The contract signed with Bauen SACIC stipulated a series of disbursements that the BANADE would make in return for the firm presenting certificates that gave an account of the progress of the work. Shortly after beginning, Iurcovich’s business introduced a series of modifications to the original plans approved by the bank, consisting of increased parking, an expansion of the conference hall, and the construction of a pool. The BANADE approved these modifications, but stated that the loan should be understood in two parts.
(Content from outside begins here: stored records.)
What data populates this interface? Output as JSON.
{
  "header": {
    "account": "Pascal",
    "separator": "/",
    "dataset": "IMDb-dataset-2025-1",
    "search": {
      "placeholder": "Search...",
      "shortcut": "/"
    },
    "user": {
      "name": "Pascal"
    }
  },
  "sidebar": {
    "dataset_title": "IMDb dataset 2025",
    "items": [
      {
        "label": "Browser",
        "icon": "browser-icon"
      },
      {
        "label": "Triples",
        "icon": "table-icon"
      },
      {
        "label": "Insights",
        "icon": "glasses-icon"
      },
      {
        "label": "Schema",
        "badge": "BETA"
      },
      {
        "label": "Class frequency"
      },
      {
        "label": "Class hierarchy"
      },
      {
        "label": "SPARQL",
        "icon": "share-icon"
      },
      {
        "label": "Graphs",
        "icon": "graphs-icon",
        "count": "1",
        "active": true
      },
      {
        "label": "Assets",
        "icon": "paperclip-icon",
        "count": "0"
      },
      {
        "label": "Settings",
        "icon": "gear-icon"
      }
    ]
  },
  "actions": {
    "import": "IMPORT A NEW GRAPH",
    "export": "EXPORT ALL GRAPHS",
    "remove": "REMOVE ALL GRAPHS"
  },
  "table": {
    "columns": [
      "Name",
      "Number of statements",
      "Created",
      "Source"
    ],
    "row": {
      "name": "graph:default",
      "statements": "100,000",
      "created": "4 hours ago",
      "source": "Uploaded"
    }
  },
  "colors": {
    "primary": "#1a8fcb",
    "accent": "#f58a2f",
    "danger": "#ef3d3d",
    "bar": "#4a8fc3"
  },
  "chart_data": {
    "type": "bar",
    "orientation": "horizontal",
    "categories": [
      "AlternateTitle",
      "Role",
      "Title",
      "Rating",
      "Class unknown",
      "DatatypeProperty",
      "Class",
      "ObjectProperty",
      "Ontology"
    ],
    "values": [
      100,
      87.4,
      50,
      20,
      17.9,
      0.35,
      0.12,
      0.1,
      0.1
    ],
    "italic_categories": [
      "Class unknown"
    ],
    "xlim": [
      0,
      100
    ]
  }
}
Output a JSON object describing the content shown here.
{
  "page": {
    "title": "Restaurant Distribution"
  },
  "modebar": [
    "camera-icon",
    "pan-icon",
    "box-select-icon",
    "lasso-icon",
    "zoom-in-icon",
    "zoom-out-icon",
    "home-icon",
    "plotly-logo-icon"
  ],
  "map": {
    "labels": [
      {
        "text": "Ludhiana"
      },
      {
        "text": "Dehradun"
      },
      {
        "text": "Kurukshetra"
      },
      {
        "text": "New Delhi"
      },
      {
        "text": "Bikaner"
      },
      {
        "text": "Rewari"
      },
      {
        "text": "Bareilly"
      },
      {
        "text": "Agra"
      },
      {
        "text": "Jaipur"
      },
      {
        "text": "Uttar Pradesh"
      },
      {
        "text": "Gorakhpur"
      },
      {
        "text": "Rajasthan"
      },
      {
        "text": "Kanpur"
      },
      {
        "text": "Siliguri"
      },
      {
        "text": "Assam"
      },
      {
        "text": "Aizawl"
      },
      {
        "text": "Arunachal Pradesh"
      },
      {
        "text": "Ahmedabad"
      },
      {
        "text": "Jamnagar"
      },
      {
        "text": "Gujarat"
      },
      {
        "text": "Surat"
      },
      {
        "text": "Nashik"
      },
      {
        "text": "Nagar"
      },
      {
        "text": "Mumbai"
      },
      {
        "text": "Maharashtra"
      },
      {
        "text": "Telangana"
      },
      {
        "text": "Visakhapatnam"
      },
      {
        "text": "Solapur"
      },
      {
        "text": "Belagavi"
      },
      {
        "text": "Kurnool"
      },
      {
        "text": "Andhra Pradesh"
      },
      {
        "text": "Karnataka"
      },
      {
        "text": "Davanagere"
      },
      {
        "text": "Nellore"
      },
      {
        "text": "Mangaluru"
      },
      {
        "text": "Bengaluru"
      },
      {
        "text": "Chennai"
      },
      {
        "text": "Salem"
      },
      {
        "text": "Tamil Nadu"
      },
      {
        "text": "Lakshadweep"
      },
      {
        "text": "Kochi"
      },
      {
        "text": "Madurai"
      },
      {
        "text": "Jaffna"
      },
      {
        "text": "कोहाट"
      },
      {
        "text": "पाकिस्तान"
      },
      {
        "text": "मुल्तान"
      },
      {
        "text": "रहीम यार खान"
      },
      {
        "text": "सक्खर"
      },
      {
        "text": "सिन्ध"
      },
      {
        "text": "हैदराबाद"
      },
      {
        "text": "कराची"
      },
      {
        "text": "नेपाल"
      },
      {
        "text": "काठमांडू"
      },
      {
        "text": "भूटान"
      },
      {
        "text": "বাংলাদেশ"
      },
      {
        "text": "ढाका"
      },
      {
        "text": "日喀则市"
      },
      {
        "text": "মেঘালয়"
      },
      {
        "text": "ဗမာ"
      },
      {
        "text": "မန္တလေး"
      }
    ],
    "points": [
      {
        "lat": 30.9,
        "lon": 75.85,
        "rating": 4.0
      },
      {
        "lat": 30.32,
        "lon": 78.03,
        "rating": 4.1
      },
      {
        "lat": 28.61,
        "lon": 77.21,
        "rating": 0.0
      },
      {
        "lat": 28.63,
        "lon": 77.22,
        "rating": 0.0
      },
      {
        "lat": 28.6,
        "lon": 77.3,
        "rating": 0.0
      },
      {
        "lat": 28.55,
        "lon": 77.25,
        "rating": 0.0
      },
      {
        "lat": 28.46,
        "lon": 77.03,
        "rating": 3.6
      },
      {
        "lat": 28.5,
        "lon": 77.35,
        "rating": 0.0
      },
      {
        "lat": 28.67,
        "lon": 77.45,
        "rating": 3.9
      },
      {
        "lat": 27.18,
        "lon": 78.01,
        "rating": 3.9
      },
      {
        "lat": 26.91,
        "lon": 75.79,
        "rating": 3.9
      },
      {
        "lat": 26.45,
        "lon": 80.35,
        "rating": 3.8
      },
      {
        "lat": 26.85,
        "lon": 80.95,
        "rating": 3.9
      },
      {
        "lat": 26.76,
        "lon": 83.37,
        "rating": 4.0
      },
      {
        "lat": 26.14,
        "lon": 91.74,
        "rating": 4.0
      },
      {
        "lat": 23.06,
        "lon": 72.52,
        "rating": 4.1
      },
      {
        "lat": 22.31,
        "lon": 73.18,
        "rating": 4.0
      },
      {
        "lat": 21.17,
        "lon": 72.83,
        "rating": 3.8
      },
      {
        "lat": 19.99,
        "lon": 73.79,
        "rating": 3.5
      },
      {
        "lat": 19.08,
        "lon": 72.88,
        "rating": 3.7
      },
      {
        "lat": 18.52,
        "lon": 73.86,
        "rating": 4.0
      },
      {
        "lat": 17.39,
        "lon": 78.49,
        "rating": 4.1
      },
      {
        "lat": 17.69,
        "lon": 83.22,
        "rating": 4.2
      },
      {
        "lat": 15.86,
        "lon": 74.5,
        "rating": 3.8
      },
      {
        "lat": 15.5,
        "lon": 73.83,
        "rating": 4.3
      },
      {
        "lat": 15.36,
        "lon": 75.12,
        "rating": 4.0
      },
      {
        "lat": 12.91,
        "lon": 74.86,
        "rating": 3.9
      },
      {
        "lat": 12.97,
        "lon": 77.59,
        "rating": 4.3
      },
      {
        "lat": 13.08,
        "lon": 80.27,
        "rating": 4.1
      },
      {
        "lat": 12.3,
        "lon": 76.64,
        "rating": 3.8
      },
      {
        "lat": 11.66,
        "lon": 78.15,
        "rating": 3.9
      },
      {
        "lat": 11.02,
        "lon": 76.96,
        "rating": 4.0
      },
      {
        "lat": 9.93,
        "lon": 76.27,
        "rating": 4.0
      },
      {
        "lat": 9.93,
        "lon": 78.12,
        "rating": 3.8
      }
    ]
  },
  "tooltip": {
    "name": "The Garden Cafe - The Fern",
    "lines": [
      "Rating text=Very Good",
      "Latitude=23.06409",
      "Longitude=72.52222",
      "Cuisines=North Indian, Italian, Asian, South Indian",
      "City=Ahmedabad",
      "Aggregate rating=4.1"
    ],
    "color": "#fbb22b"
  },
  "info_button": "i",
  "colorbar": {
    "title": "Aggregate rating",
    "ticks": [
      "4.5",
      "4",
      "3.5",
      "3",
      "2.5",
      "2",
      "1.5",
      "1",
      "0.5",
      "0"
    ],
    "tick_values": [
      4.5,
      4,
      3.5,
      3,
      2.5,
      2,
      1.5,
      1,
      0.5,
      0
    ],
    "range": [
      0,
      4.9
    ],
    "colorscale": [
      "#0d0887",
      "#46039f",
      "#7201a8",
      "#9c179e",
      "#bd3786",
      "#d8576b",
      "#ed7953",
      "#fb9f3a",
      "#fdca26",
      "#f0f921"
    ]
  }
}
Part A would correspond to the original project, which is to say, the terms of the soft loan offered on a privileged basis to those who who were constructing hotel infrastructure for the ’78 World Cup. Part B was provided for the improvements and expansions presented later by Bauen SACIC (and which would elevate the hotel to a five-star rating), and would be an ordinary loan, with the same rights and responsibilities that any natural or legal person commits to upon accessing a instrument of this kind (the same interest rates, same indexing regime, etc.). The owners of the Bauen did not agree with this distinction, and alleged, on the contrary, that the bank was at fault in a period of assignment of the disbursements (although it should be clarified that, sooner or later, they received them all, first to last). Following this (they argued in the case they filed against the bank in October of 1981), they had been forced to go out to ask for another loan to comply with the terms of construction of the hotel.
In parallel, the BANADE filed suit against the Bauen for noncompliance in payment. There was also a whole constellation of secondary cases (among them, criminal cases for falsification of seals) that complicate the panorama even more.
What is clear in all this judicial imbroglio, even in the case that the Bauen filed against the BANADE, is not only a problem in the administration of the State bank (which had, in fact, made its disbursements an average of 52 days late), but also the modus operandi of the then-owners of the hotel: fake balance sheets,1 falsification of seals (which would permit it to ask for a new loan, this time from the Río Bank, using as collateral the same property already mortgaged by the loan provided to it by the BANADE) and a disastrous financial situation resulting from bad administration.
- “And while this does not have any legal standing, given the conclusions that have been drawn, he pointed out that the accountant of Bauen SA was sanctioned for reporting a false balance, but this sanction was not enforced by the justice system (fs. 105/107 of the file N° 6955 of the Professional Council of Economic Sciences – Court of Discipline, in a separate case)” (“Bauen SACIC c/ National Bank of Development s/ fulfillment operation credit,” case N° 8641, fs. 1076 turn). The false balance consisted of the application of Circular 1050 of the Central Bank of the Argentine Republic for the indexing of the debt, when “according to what was agreed upon, the correct action was to follow the variations of the IPMNG.” A major issue in this dispute between the BAUEN and the BANADE is what regime would be applied for the indexing of the debt in an inflationary context.↩